Página 1272 - thy form ; yet, on my heart Deeply has sunk the lesson thou hast given, And shall not soon depart. He who, from zone to zone, Guides through the boundless sky thy certain flight, , In the long way that I must tread alone, Will lead my steps aright. 752
Página 1297 - On this green bank, by this soft stream, We set to-day a votive stone; That memory may their deed redeem, When, like our sires, our sons are gone. Spirit, that made those heroes dare To die, and leave their children free, Bid Time and Nature gently spare The shaft we raise to them and thee. THE
Página 1501 - O shores, and ring O bells ! But I with mournful tread, Walk the deck my Captain lies, Fallen cold and dead. 821 WHEN LILACS LAST IN THE DOCKYARD BLOOM'D I WHEN lilacs last in the dooryard bloom'd, And the great star early droop'd in the western sky in the night, I
Página 1026 - my mind is clouded with a doubt) To the island-valley of Avilion; Where falls not hail, or rain, or any snow, Nor ever wind blows loudly ; but it lies Deep-meadow'd happy, fair with orchard-lawns And bowery hollows crown'd with summer sea, Where
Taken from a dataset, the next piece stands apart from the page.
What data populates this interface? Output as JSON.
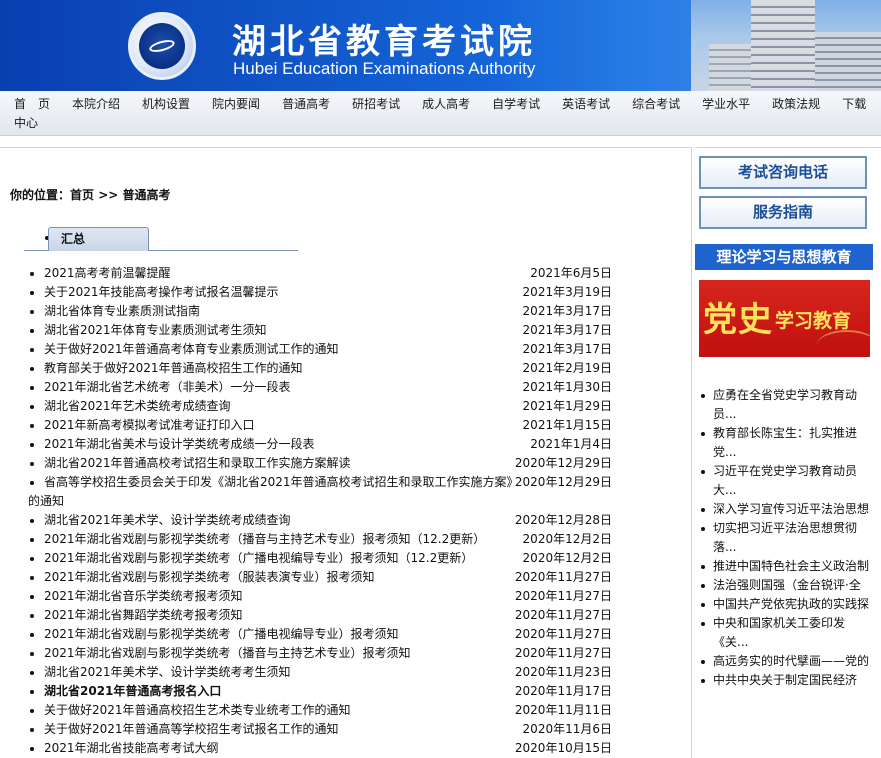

Página 997 - THE LADY OF SHALOTT PAST I ON either side the river lie Long fields of barley and of rye, That clothe the wold and meet the sky; And thro' the field the road runs hy To many-tower'd Camelot; And up and down the people go, Gazing where the lilies
Página 1004 - DEAD HOME they brought her warrior dead: She nor swooned, nor uttered cry: All her maidens, watching, said, ' She must weep or she will die.' Then they praised him, soft and low, Called him worthy to be loved, Truest friend and noblest foe; Yet she neither spoke nor moved. Stole a maiden from
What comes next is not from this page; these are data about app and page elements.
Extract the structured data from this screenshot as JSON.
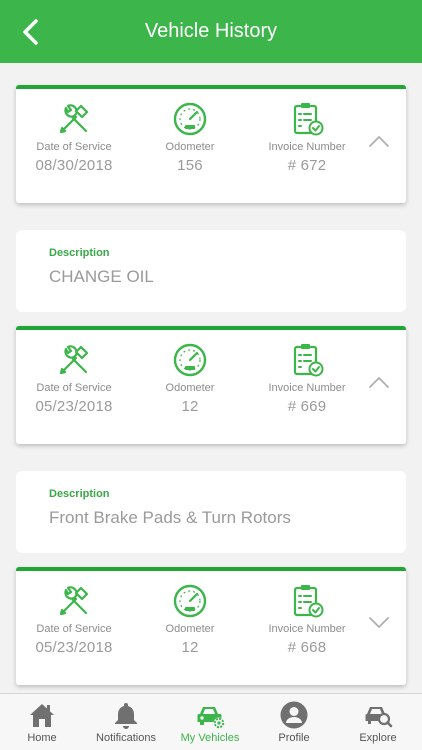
{
  "header": {
    "title": "Vehicle History"
  },
  "labels": {
    "date": "Date of Service",
    "odometer": "Odometer",
    "invoice": "Invoice Number",
    "description": "Description"
  },
  "records": [
    {
      "date": "08/30/2018",
      "odometer": "156",
      "invoice": "# 672",
      "expanded": true,
      "description": "CHANGE OIL"
    },
    {
      "date": "05/23/2018",
      "odometer": "12",
      "invoice": "# 669",
      "expanded": true,
      "description": "Front Brake Pads & Turn Rotors"
    },
    {
      "date": "05/23/2018",
      "odometer": "12",
      "invoice": "# 668",
      "expanded": false
    }
  ],
  "tabs": [
    {
      "label": "Home",
      "icon": "home-icon",
      "active": false
    },
    {
      "label": "Notifications",
      "icon": "bell-icon",
      "active": false
    },
    {
      "label": "My Vehicles",
      "icon": "car-gear-icon",
      "active": true
    },
    {
      "label": "Profile",
      "icon": "profile-icon",
      "active": false
    },
    {
      "label": "Explore",
      "icon": "car-search-icon",
      "active": false
    }
  ],
  "colors": {
    "brand": "#3cb54a",
    "accent_border": "#1fa637",
    "text_muted": "#9a9a9a"
  }
}
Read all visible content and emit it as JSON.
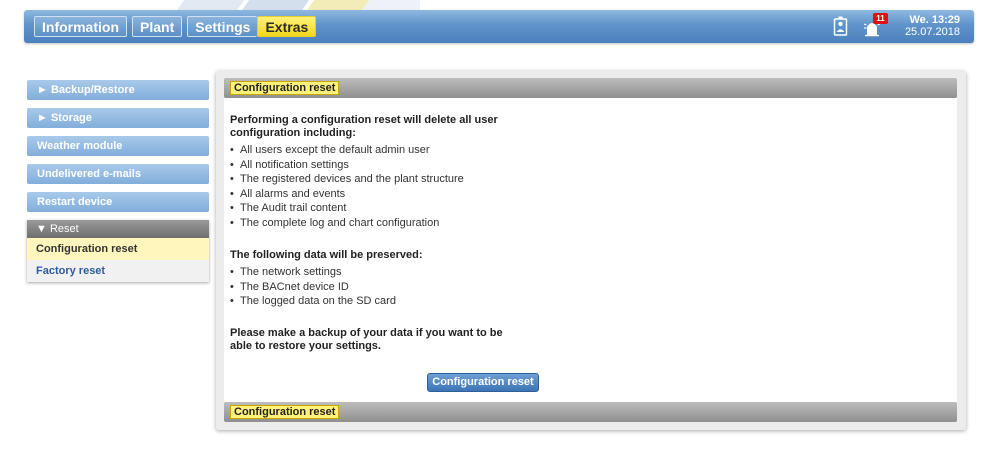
{
  "header": {
    "tabs": [
      {
        "label": "Information"
      },
      {
        "label": "Plant"
      },
      {
        "label": "Settings"
      },
      {
        "label": "Extras"
      }
    ],
    "notifications_count": "11",
    "day_time": "We. 13:29",
    "date": "25.07.2018"
  },
  "sidebar": {
    "buttons": [
      {
        "label": "► Backup/Restore"
      },
      {
        "label": "► Storage"
      },
      {
        "label": "Weather module"
      },
      {
        "label": "Undelivered e-mails"
      },
      {
        "label": "Restart device"
      }
    ],
    "group": {
      "header": "▼ Reset",
      "items": [
        {
          "label": "Configuration reset"
        },
        {
          "label": "Factory reset"
        }
      ]
    }
  },
  "main": {
    "title": "Configuration reset",
    "intro": "Performing a configuration reset will delete all user configuration including:",
    "delete_items": [
      "All users except the default admin user",
      "All notification settings",
      "The registered devices and the plant structure",
      "All alarms and events",
      "The Audit trail content",
      "The complete log and chart configuration"
    ],
    "preserved_heading": "The following data will be preserved:",
    "preserved_items": [
      "The network settings",
      "The BACnet device ID",
      "The logged data on the SD card"
    ],
    "backup_note": "Please make a backup of your data if you want to be able to restore your settings.",
    "button_label": "Configuration reset",
    "footer_title": "Configuration reset"
  },
  "colors": {
    "header_blue": "#4a80bd",
    "active_tab_yellow": "#f1d81c",
    "selected_item_bg": "#fff6bd",
    "link_blue": "#2c5aa0"
  },
  "icons": {
    "user_device": "device-person-icon",
    "alarm": "alarm-bell-icon"
  }
}
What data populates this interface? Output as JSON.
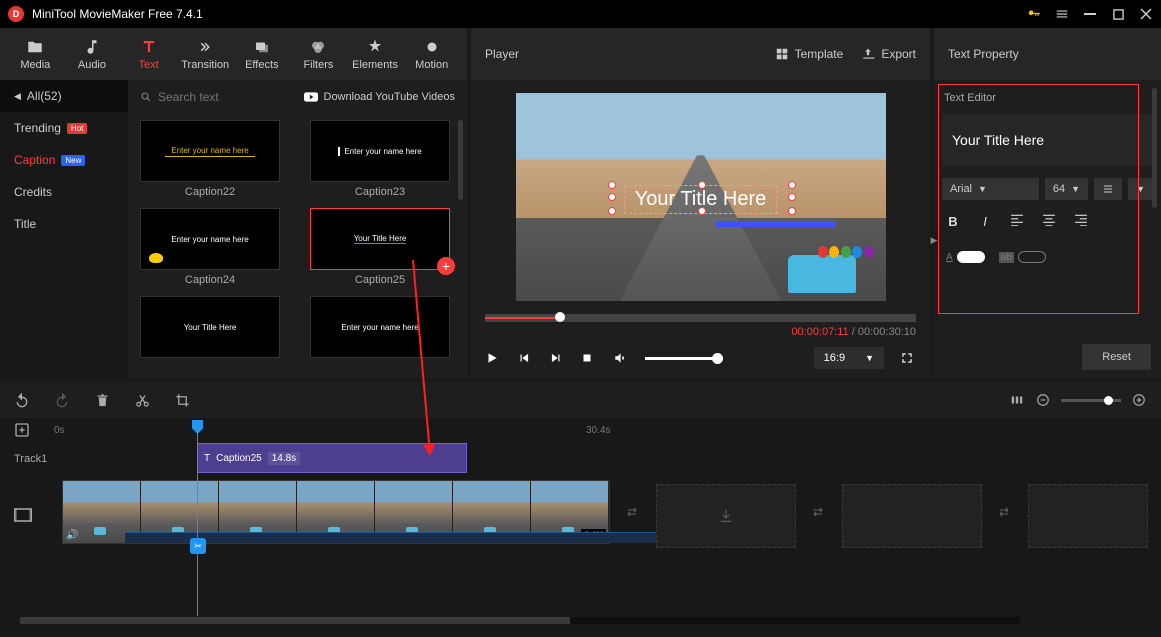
{
  "app": {
    "title": "MiniTool MovieMaker Free 7.4.1"
  },
  "toolTabs": [
    {
      "label": "Media",
      "icon": "folder"
    },
    {
      "label": "Audio",
      "icon": "music"
    },
    {
      "label": "Text",
      "icon": "text",
      "active": true
    },
    {
      "label": "Transition",
      "icon": "swap"
    },
    {
      "label": "Effects",
      "icon": "layers"
    },
    {
      "label": "Filters",
      "icon": "circle"
    },
    {
      "label": "Elements",
      "icon": "sparkle"
    },
    {
      "label": "Motion",
      "icon": "dot"
    }
  ],
  "sidebar": {
    "header": "All(52)",
    "items": [
      {
        "label": "Trending",
        "badge": "Hot",
        "badgeType": "hot"
      },
      {
        "label": "Caption",
        "badge": "New",
        "badgeType": "new",
        "active": true
      },
      {
        "label": "Credits"
      },
      {
        "label": "Title"
      }
    ]
  },
  "thumbs": {
    "searchPlaceholder": "Search text",
    "downloadLabel": "Download YouTube Videos",
    "items": [
      {
        "label": "Caption22",
        "text": "Enter your name here"
      },
      {
        "label": "Caption23",
        "text": "Enter your name here"
      },
      {
        "label": "Caption24",
        "text": "Enter your name here"
      },
      {
        "label": "Caption25",
        "text": "Your Title Here",
        "selected": true,
        "showAdd": true
      },
      {
        "label": "",
        "text": "Your Title Here"
      },
      {
        "label": "",
        "text": "Enter your name here"
      }
    ]
  },
  "player": {
    "title": "Player",
    "templateLabel": "Template",
    "exportLabel": "Export",
    "overlayText": "Your Title Here",
    "currentTime": "00:00:07:11",
    "totalTime": "00:00:30:10",
    "aspectRatio": "16:9"
  },
  "textProperty": {
    "panelTitle": "Text Property",
    "editorTitle": "Text Editor",
    "previewText": "Your Title Here",
    "font": "Arial",
    "size": "64",
    "resetLabel": "Reset"
  },
  "timeline": {
    "time0": "0s",
    "time30": "30.4s",
    "track1Label": "Track1",
    "clip": {
      "name": "Caption25",
      "duration": "14.8s"
    },
    "videoSpeed": "0.1X"
  }
}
Página 1347 - THE CHILDREN'S HOUR BETWEEN the dark and the daylight, When the night is beginning to lower, Comes a pause in the day's occupations, That is known as the Children's Hour. I hear in the chamber above me The patter of little feet,
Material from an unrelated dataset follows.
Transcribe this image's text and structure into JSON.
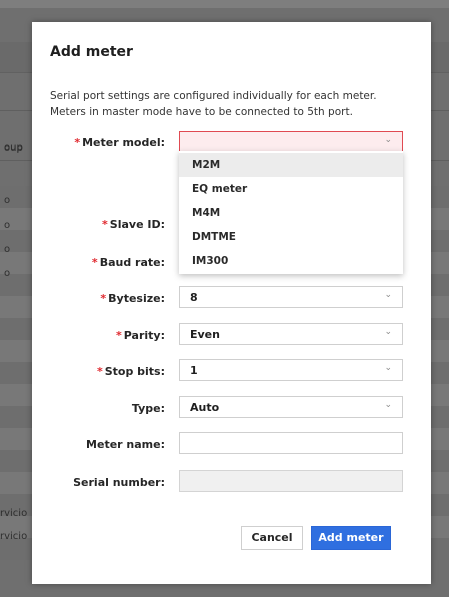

Página 1253 - That»dead men rise up never; That even the weariest river Winds somewhere safe to sea. Then star nor sun shall waken, Nor any change of light : Nor sound of waters shaken, Nor any sound or sight: Nor wintry leaves nor vernal, Nor days nor things diurnal;
Página 1487 - WALT WHITMAN [1819-1892] ONE'S-SELF I SING ONE'S-SELF I sing, a simple separate person, Yet utter the word Democratic, the word En-Masse. Of physiology from top to toe I sing, Not physiognomy alone nor brain alone is worthy for the Of Life immense in passion, pulse, and power, Cheerful, for freest action
Página 1039 - BRIGADE HALF a league, half a league, Half a league onward, All in the valley of Death Rode the six hundred. 1 " Forward the Light Brigade ! Charge for the guns ! " he said. Into the valley of Death Rode the six hundred. "Forward, the Light Brigade!" Was there a man dismay'd? Not tho' the soldier knew Some one had blunder'd.